Now that I’ve covered the overall Git workflow and functionality in detail, let’s look at one way you can extend and customize how Git works: hooks. Hooks are scripts or programs that run before or after (and in some cases during) a subset of operations in Git. There are hooks for local operations, such as commits or merges, and hooks for remote operations, such as when changes are pushed to the remote.
In some other source management systems, hooks may be called by other names, such as triggers. However, the concept is the same—a program or script runs when a certain event or operation happens. Here are some common uses for hooks:
- Sending e-mail or other notifications when a change is pushed to a repository
- Validating that certain conditions have been met before a commit
- Appending items to commit messages
- Checking the format or existence of certain elements in a commit message
- Updating content in the working directory after an operation
- Enforcing coding standards
By default, hooks exist in the hooks directory underneath your Git directory.

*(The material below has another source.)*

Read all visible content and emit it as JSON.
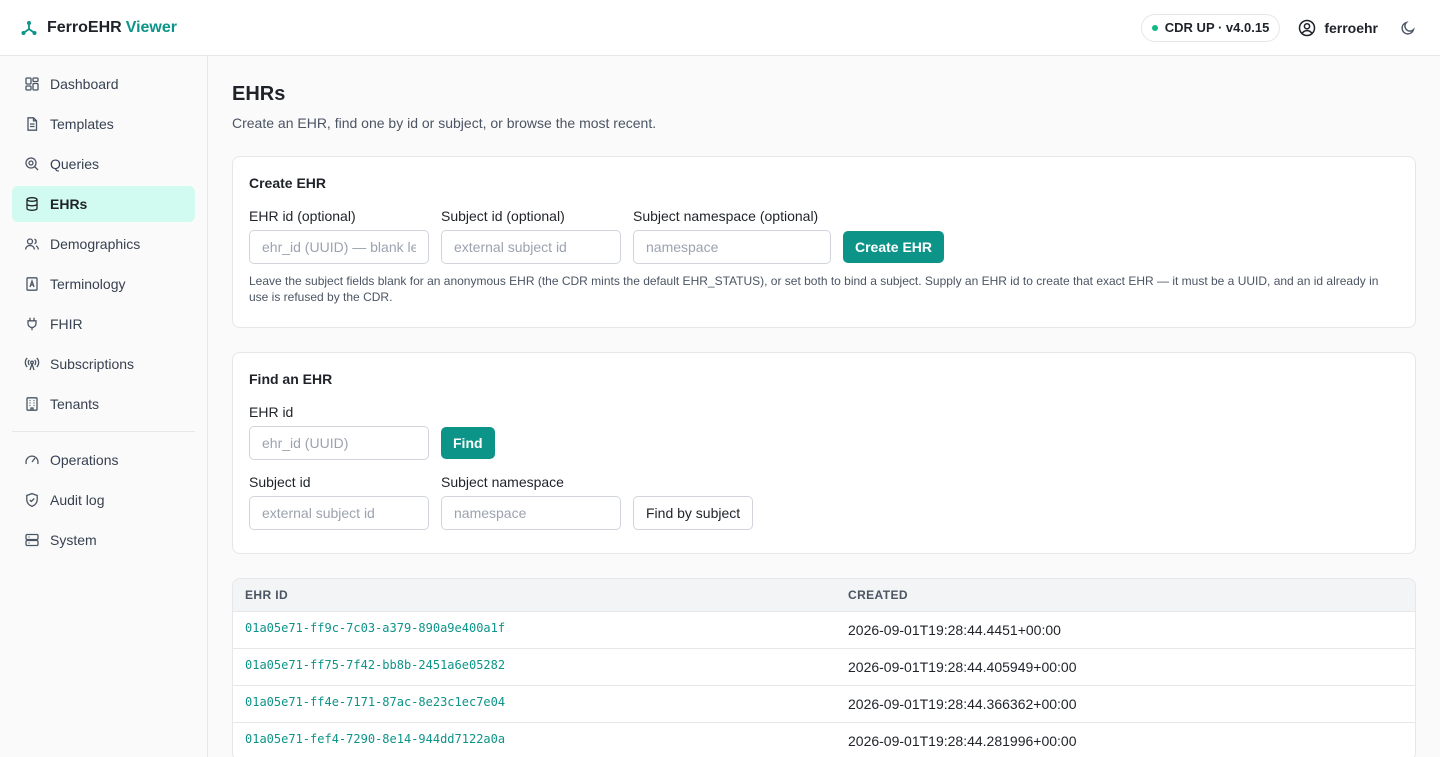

Your Git directory is directly under your working directory unless you’ve overridden that location by setting a different value in the $GIT_DIR environment variable, ...